The routine used to be this: the first person to arrive would order a plate of sliders. Other people would filter in one-by-one and often help themselves to any sliders that were already on the table, then place an order themselves and reciprocate. There were days when I may have eaten at least a dozen of Jake's mini burgers.

And they always had pickles on them. There was no way I was going to order them without pickles and I didn't feel like picking them off, so I just ate the slider as is. And I realized: Wait a second, pickles on burgers are freaking delicious. I started buying amazing garlic and spicy pickles at the Victory Park farmers market (although I haven't seen the guy there in years). On a trip to New York City I made sure I visited The Pickle Guys. These days I cannot even conceive of ordering a burger or sandwich without pickles.

So I bought a giant dill pickle at the store to serve with the sandwiches.

"My, what a giant pickle you have," Tracie said when I placed it on the table.

And it was delicious, one of the better pickles I have ever had. The four of us finished it off quickly. If I'd known how popular it was going to be, I would have bought more than one.

I served a product I've never tried before with the sandwiches: garlic-parmesan pretzel crisps. They were quite salty, but still delicious.

And the sandwiches were delicious, too. I topped mine with cole slaw, Swiss cheese, and Thousand Island dressing. (I also caramelized some onions and provided some Dijon mustard, in case anyone preferred those toppings.) Some of the pieces were a little on the dry side and I suggested a couple of things I could have done differently, but Tim said "I wouldn't have done anything differently." And Carla remarked that she couldn't believe she's made it so long without trying corned beef.

Everyone finished their plates. I mean finished them clean. I mentioned that I had more buns and leftover beef, but everyone was full. Which means I get to have another sandwich for lunch today, which is just fine by me.
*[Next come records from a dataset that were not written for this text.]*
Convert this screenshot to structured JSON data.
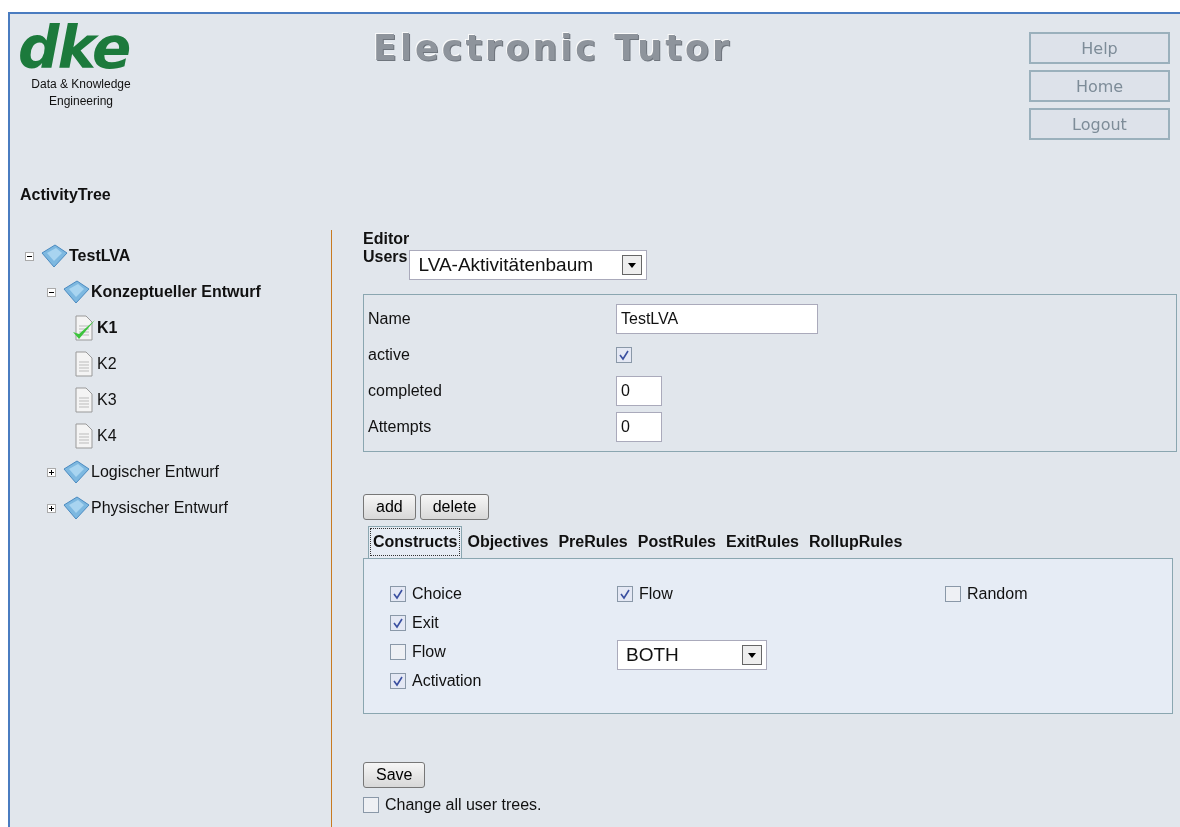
{
  "logo": {
    "mark": "dke",
    "caption_lines": [
      "Data & Knowledge",
      "Engineering"
    ]
  },
  "app_title": "Electronic Tutor",
  "nav_buttons": [
    "Help",
    "Home",
    "Logout"
  ],
  "tree": {
    "title": "ActivityTree",
    "nodes": [
      {
        "label": "TestLVA",
        "kind": "folder",
        "expanded": true,
        "children": [
          {
            "label": "Konzeptueller Entwurf",
            "kind": "folder",
            "expanded": true,
            "children": [
              {
                "label": "K1",
                "kind": "page",
                "selected": true,
                "completed": true
              },
              {
                "label": "K2",
                "kind": "page",
                "selected": false,
                "completed": false
              },
              {
                "label": "K3",
                "kind": "page",
                "selected": false,
                "completed": false
              },
              {
                "label": "K4",
                "kind": "page",
                "selected": false,
                "completed": false
              }
            ]
          },
          {
            "label": "Logischer Entwurf",
            "kind": "folder",
            "expanded": false
          },
          {
            "label": "Physischer Entwurf",
            "kind": "folder",
            "expanded": false
          }
        ]
      }
    ]
  },
  "editor": {
    "heading": "Editor",
    "users_label": "Users",
    "users_value": "LVA-Aktivitätenbaum",
    "fields": [
      {
        "label": "Name",
        "kind": "text",
        "value": "TestLVA"
      },
      {
        "label": "active",
        "kind": "checkbox",
        "checked": true
      },
      {
        "label": "completed",
        "kind": "number",
        "value": "0"
      },
      {
        "label": "Attempts",
        "kind": "number",
        "value": "0"
      }
    ],
    "actions": [
      "add",
      "delete"
    ],
    "tabs": [
      {
        "label": "Constructs",
        "selected": true
      },
      {
        "label": "Objectives",
        "selected": false
      },
      {
        "label": "PreRules",
        "selected": false
      },
      {
        "label": "PostRules",
        "selected": false
      },
      {
        "label": "ExitRules",
        "selected": false
      },
      {
        "label": "RollupRules",
        "selected": false
      }
    ],
    "constructs": {
      "left": [
        {
          "label": "Choice",
          "checked": true
        },
        {
          "label": "Exit",
          "checked": true
        },
        {
          "label": "Flow",
          "checked": false
        },
        {
          "label": "Activation",
          "checked": true
        }
      ],
      "middle": {
        "checkbox": {
          "label": "Flow",
          "checked": true
        },
        "select_value": "BOTH"
      },
      "right": [
        {
          "label": "Random",
          "checked": false
        }
      ]
    },
    "save": "Save",
    "change_all": {
      "label": "Change all user trees.",
      "checked": false
    }
  }
}
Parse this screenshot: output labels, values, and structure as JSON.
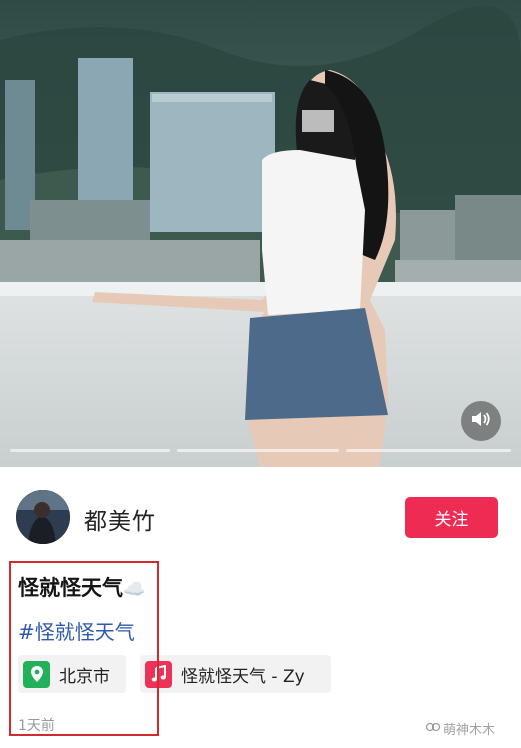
{
  "post": {
    "username": "都美竹",
    "follow_label": "关注",
    "title": "怪就怪天气",
    "title_emoji": "☁️",
    "hashtag": "#怪就怪天气",
    "location": "北京市",
    "music": "怪就怪天气 - Zy",
    "time": "1天前"
  },
  "watermark": {
    "text": "萌神木木"
  },
  "colors": {
    "follow_button": "#ee2b53",
    "hashtag": "#2d5aa8",
    "location_icon": "#22b15a",
    "music_icon": "#ee3158",
    "highlight_border": "#d42a2a"
  },
  "icons": {
    "sound": "speaker-icon",
    "location": "location-pin-icon",
    "music": "music-note-icon"
  },
  "media": {
    "segments_total": 3
  }
}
Anonymous said...

Once again thanks for the great Friday read.

Fritos and Foie Gras said...

I can't believe more people haven't had corned beef! Your friends are really host some damn good dinner parties!

Anonymous said...

this may sound weird, but i prefer corned beef to steak. ive actually had debates about the subject

Jessica said...

Thanks for the good read! I love me some corned beef. BTW, I have a pretty good recipe for canning your own garlic dill pickles if you're interested.

JustinM said...

Anon: You're very welcome.

Fritos: You have a standing invitation, although I know the commute might suck.

Anon: I don't think it sounds all that weird. I know someone (very well) who get sick just thinking about honey, but LOVES honey mustard. That's weird.

Jessica: I would love it if you could email me the recipe. I would like to take a look. But I have to say, I only made pickles once and I just wasn't sure it was worth the effort, especially when giant pickles like these (that are delicious) are less than a buck.